For many divorcing couples, custody of the minor children from the marriage is the most contentious and emotional issue. Both parents likely want to spend as much time as possible with their children. This can make compromising about custody difficult. What spouses can't come to an agreement on their own about custody, support and parenting time, the courts will step in to ensure everything gets handled properly.
For many married couples, the home they live in represents the biggest asset they own. Most people spend thirty years of their adults lives or more paying off a mortgage on their home. Every single month adds to the equity, or amount of money you've paid against the principal balance of your mortgage. It's only natural, then, that people considering a divorce in New Jersey would wonder about how the courts decide who gets the house.

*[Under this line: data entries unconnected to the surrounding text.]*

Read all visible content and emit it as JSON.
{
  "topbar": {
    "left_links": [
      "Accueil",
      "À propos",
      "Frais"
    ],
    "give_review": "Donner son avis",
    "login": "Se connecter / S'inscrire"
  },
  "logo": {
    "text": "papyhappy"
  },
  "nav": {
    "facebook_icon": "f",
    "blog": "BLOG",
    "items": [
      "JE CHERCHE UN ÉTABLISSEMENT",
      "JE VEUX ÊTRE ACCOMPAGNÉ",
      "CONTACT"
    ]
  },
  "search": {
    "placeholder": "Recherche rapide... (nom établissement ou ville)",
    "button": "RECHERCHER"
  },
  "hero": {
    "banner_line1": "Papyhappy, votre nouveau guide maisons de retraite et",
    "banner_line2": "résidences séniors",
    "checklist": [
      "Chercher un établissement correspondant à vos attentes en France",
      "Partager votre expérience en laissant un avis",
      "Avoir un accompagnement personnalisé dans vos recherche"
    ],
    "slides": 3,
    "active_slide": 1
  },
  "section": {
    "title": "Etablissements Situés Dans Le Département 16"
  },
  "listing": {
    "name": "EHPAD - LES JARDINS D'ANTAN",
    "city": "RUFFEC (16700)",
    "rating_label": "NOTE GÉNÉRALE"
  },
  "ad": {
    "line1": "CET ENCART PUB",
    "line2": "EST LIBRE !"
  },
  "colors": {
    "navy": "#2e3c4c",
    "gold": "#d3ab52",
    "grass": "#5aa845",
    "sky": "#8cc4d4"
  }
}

You've reached a point where you know that your marriage isn't salvageable. Sometimes, a marriage dies slowly over the years, and other times a sudden event, like infidelity, can bring a divorce out of nowhere. Regardless of the reason, chances are that you're trying to figure out the best way to handle your divorce and move on with your life.
Unique circumstances can arise in family law courts -- circumstances that the current laws and regulations don't speak clearly about. Take the recent case in New York that involved a baby born out of a threesome, for example.